Always having been fascinated by the US Justice System, Kimberly has the utmost compassion for the "underdog," so she greatly appreciated the diversity, challenge and uniqueness within the Criminal Law field. However, she completed her internship in estate planning and land use. "When researching for the appropriate internship destination, make an effort to keep your options open," Kimberly explained.
"I was very excited to return to education and looked forward to all my classes, which I found challenging and fun. I had wonderful instructors, comprised of attorneys as well as paralegals working in the field."
Quickly she learned that criminal law was a narrow field and she expanded her area of interest, such as family law, corporate, business law, wills, and estate law. She says, "Legal Research was invaluable!" She was at home in the Law Library. Other great classes were those in computer skills, such as the Microsoft Suite classes.
She describes her internship, "Working in an attorney's office is extremely fast paced with many interruptions. New clients come in, cases you are working on develop problems or changes that must be attended to immediately, then you must return to the place you left off and start again!"
Words of advice? She says, "Stay informed and updated. Join any of the paralegal associations in the area such as Oregon Paralegal Association (OPA)."
Angela's Story: After a layoff, she returned to school for a career change. Wishing to make a difference in lives of families, she enrolled in Clark College's Paralegal classes to ultimately work in a Family Law practice. Her favorite classes gave her experience drafting court documents, investigating an accident scene and more. In fact, she opted for two Internships to give her more experience! In that role as intern, she was able to assist law office attorneys and staff to investigate client cases in bankruptcy, insurance claims, dependency, and criminal. She says, "I've learned that the attorneys help clients see the consequences they are going to going to face. They let them make their own decisions and advise them on what will happen, but ultimately it is their own decision."
As part of his courses, Dmitriy also participated in the Paralegal Program's class field trips and extra credit opportunities, such as the trip to visit the Supreme Court of Washington. "When we arrived, we went to the Washington State Legislative Building and our tour guide showed us the different rooms where the House of Representatives and Senators sat during meetings. Afterwards, we met two of the Justices and heard their stories from how they were raised, their education and current issues. It was a great experience because we got the chance to interact with our classmates and see things in real life that we had been reading in books or learning in class," Dmitriy said.
Bruce's Story: Working full-time and going to college, Bruce learned quickly the skills
of time management. Indeed, when he came to the end of this Paralegal program, he

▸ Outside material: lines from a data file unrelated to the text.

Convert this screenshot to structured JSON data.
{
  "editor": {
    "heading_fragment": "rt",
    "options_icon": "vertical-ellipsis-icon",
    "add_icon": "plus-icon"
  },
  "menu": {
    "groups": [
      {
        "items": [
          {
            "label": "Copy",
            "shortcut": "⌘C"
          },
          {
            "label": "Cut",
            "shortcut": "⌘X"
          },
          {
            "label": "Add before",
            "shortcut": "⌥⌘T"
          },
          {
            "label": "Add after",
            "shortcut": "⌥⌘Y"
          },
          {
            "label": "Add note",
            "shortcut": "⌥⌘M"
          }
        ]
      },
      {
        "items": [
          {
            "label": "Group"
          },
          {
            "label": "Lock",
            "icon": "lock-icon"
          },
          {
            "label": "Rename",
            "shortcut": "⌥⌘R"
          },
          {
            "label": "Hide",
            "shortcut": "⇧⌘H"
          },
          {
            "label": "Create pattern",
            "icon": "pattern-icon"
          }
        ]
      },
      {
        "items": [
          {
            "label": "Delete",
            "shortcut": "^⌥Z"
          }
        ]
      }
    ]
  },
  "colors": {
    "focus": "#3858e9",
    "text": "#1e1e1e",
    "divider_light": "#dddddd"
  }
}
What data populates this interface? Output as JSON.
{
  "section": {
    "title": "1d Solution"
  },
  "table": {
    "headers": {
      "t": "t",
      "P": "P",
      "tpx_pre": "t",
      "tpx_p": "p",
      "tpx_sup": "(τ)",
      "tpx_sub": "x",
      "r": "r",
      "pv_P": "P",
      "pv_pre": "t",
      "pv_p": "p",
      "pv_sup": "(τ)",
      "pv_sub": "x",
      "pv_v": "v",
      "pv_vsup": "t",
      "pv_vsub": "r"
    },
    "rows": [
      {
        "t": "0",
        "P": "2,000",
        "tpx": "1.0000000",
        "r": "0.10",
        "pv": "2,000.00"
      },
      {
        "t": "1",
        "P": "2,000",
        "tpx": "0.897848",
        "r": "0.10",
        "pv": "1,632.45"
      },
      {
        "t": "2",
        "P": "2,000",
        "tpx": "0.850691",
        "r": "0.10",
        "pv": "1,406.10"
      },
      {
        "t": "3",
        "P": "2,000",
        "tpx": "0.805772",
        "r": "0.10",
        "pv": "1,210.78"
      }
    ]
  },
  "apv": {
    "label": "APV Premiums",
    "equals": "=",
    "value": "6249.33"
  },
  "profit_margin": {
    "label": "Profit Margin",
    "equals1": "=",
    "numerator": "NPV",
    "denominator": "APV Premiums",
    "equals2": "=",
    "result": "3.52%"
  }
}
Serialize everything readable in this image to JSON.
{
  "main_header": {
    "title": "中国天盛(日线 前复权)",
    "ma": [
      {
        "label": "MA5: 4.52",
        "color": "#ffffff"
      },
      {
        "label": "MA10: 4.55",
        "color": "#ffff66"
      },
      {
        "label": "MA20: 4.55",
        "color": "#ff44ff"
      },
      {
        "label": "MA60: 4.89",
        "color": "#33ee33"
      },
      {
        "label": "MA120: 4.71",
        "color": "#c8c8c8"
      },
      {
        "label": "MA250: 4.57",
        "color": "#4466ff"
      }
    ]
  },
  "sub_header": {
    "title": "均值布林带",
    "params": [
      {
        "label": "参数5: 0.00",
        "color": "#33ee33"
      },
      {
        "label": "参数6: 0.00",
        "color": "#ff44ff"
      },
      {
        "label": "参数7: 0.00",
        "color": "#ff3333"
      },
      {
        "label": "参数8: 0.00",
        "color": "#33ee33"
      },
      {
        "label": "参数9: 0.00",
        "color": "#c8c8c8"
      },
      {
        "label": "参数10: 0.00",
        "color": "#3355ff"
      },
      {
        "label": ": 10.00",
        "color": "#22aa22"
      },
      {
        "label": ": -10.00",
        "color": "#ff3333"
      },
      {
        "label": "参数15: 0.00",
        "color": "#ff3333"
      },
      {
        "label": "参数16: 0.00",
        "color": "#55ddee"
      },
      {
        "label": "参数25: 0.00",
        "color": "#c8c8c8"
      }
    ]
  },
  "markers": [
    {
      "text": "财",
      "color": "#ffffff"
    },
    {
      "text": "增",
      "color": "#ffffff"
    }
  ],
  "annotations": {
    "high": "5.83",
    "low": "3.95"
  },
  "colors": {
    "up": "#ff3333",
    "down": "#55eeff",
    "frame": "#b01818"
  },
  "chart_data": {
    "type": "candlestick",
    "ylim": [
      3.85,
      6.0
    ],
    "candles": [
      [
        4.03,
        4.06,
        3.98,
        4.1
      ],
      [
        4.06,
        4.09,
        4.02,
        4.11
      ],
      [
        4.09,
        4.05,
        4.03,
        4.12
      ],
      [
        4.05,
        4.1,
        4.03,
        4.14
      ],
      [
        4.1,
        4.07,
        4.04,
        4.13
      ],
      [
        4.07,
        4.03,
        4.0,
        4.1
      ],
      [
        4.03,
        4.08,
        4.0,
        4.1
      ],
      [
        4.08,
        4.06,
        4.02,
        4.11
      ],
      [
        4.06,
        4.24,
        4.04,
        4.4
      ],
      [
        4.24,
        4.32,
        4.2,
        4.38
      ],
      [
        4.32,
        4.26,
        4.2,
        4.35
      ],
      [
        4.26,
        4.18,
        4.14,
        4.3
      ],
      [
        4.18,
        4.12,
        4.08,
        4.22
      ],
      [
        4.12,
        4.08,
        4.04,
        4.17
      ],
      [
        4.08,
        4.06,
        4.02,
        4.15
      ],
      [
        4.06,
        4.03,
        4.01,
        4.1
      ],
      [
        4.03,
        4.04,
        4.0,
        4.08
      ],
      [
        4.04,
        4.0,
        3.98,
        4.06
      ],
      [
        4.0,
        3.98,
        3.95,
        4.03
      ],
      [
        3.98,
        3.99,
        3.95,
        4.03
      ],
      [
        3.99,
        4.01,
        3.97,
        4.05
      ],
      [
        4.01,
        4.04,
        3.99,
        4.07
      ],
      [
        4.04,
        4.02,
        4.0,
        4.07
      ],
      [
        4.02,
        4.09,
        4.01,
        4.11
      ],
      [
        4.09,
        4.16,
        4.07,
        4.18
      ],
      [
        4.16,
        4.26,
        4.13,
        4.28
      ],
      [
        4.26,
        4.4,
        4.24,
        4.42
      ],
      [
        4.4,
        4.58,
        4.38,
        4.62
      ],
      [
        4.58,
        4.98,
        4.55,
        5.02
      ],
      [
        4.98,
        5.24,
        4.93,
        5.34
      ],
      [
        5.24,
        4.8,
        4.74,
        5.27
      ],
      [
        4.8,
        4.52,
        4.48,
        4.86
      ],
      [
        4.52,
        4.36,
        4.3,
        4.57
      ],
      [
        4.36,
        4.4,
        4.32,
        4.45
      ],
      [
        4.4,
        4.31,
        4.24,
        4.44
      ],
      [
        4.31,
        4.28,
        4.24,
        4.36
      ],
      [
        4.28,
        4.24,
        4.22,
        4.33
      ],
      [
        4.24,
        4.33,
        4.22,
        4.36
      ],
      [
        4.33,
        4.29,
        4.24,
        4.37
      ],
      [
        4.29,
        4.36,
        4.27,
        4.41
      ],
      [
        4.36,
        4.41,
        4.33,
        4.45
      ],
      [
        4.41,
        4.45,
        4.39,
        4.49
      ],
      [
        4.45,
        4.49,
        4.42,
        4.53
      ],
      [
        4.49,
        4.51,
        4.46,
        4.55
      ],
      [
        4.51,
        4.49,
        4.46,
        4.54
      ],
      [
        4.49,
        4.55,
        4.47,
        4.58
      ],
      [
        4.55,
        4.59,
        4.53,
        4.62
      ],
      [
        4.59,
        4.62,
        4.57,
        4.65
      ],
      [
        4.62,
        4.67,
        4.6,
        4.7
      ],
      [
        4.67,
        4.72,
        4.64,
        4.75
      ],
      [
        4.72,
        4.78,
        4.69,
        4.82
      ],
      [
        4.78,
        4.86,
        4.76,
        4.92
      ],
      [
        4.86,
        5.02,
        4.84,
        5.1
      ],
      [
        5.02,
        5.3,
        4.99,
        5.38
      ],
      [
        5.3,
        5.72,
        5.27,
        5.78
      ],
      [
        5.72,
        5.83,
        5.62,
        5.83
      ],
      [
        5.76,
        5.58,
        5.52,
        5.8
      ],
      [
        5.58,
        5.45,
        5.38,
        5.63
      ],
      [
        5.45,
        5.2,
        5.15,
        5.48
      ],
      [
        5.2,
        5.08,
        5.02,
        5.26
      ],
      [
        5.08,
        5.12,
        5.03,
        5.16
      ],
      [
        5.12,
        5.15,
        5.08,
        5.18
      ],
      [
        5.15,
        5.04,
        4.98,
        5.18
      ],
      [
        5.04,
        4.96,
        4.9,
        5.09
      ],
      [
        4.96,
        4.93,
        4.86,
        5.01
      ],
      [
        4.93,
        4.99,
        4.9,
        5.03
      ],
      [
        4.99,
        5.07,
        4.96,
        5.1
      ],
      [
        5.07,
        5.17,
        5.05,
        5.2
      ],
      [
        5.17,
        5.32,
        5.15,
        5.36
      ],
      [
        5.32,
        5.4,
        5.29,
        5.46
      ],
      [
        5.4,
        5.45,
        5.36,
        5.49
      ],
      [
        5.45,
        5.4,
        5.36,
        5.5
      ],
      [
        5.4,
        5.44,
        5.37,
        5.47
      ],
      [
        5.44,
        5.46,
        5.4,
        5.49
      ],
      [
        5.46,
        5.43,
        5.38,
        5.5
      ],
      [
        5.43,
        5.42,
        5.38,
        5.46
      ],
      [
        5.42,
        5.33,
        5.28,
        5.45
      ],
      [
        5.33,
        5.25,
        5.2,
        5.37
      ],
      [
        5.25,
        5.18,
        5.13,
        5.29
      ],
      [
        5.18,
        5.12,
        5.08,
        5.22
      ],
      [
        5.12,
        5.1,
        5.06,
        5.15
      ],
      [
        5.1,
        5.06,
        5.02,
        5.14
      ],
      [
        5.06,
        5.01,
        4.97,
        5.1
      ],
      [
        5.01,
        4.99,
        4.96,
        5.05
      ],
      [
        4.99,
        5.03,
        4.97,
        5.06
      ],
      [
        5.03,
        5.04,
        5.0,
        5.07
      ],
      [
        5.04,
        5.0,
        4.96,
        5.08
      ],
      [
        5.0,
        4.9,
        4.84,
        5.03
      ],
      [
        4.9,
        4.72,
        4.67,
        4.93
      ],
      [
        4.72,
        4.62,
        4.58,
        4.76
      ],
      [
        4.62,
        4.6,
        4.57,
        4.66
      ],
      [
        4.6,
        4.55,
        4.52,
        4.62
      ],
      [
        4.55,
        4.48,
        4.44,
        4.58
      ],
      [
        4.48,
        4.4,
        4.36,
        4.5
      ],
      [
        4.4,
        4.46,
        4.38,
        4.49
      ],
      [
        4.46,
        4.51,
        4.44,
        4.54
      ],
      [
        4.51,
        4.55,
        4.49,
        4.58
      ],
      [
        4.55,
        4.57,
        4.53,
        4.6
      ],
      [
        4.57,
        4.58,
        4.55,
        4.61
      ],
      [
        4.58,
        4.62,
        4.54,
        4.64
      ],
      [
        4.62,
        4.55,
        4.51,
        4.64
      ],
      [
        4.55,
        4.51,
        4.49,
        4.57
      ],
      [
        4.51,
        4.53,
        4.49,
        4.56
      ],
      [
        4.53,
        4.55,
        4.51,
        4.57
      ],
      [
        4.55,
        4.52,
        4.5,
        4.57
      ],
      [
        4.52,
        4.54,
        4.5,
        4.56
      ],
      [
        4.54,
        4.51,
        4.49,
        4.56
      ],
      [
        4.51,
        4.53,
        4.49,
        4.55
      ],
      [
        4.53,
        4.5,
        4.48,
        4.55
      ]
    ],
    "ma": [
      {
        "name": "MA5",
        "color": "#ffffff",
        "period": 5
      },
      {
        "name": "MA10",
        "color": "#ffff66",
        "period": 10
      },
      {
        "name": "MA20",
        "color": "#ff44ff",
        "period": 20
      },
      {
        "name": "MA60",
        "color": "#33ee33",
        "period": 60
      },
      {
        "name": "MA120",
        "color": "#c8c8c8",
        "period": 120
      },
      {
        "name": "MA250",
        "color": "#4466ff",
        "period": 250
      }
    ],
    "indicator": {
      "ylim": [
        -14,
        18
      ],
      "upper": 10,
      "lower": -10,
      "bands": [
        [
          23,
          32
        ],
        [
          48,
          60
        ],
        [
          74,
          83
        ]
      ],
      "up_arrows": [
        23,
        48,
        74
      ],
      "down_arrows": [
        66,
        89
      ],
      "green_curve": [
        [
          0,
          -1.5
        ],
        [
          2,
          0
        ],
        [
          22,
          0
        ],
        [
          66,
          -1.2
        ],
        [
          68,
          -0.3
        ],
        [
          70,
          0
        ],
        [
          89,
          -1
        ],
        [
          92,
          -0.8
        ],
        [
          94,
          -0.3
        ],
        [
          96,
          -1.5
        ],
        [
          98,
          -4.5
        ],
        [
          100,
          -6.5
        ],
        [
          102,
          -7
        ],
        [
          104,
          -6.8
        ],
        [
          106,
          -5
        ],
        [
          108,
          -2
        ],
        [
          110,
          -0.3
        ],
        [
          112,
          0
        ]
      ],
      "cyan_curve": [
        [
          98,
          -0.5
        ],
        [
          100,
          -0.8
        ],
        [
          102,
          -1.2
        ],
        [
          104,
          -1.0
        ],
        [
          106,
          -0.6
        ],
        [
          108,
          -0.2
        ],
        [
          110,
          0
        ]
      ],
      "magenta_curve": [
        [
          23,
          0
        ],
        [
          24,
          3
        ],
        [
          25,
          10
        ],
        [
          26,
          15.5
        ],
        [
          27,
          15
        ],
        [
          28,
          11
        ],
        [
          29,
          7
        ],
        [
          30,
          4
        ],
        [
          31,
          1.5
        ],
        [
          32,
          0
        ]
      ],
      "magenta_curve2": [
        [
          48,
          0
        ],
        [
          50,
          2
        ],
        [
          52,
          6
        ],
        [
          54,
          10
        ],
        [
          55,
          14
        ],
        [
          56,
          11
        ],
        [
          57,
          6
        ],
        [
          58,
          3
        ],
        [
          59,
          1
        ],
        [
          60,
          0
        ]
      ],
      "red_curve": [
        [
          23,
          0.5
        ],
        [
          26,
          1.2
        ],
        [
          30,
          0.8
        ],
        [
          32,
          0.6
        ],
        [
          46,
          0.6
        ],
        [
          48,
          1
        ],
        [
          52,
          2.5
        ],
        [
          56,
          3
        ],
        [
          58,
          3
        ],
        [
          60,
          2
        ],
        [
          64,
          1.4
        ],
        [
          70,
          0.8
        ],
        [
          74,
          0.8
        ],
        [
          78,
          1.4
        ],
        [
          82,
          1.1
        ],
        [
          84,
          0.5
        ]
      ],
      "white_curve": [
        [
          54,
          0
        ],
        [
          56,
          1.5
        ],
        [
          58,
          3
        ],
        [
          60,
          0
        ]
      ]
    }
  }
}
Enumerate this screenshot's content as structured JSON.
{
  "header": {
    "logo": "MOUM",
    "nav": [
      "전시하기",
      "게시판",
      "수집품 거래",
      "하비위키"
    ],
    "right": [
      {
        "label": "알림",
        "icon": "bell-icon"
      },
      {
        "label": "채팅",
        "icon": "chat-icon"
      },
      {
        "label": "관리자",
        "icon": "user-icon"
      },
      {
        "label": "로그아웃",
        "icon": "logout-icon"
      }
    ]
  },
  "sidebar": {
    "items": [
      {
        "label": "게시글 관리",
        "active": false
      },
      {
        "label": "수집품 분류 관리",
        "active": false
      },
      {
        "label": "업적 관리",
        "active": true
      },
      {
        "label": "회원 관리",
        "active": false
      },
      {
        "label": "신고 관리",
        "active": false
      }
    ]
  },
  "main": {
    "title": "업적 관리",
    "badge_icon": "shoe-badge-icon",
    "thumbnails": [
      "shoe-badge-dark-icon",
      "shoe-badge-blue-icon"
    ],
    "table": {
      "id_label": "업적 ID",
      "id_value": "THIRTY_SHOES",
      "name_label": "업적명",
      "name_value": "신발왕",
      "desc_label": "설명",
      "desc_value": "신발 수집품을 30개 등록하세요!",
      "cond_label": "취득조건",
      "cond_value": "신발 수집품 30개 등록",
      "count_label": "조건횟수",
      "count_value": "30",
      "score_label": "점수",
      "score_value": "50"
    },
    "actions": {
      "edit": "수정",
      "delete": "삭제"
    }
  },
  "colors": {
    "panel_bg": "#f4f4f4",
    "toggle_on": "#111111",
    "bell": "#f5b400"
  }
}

started his internship requirements in addition to his work. Yet, he produced quality
work according to his my supervising attorney. Bruce said, "The first few assignments
were relatively easy, but as time progressed some got more difficult, because it had
to do with an area of law that I had not learned about."
Bruce's internship dealt with personal injury and subrogation cases. "I took pride in doing the very best I could," he said.
His internship at a large, national law firm with its offices in Portland/Vancouver gave him vital hands-on experience with law office management software, job-shadowing attorneys, and more. As an example of how his course-work at Clark helped him, Bruce said, "My Computer Research in Law course was very helpful when one of the staff and I used a few different websites, including the website for the Washington Secretary of State, to determine the correct name of the executive of a company involved in the firm's litigation caseload."
When one of his Clark professors recently received an appointment to Clark County Superior Court Judge, former Professor Greg Gonzales, Bruce remarked, "He still calls me Bruce, but now I call him Judge."
Ilya's family came to America in 1997. As a first generation immigrant, Ilya discovered at 16 years of age he had a calling for law and working in a legal based setting. Two years later, he decided to start at Clark College's Paralegal Program, hopefully to pursue his dream of being an attorney after leaving Clark. "I began to grow immense respect for my professors and the people I had come across. I then realized that I wanted to work in the legal world as a Criminal Defense Attorney," Ilya said. Ilya enjoyed various law courses which utilized multiple hands-on projects and activities for the class.
Ilya's internship in Portland gave him a chance under the direction of his supervising attorney to meet with clients and create a new understanding of attorney/client trust and professionalism. Such experience confirmed his desire to one day succeed as a Criminal Defense Attorney.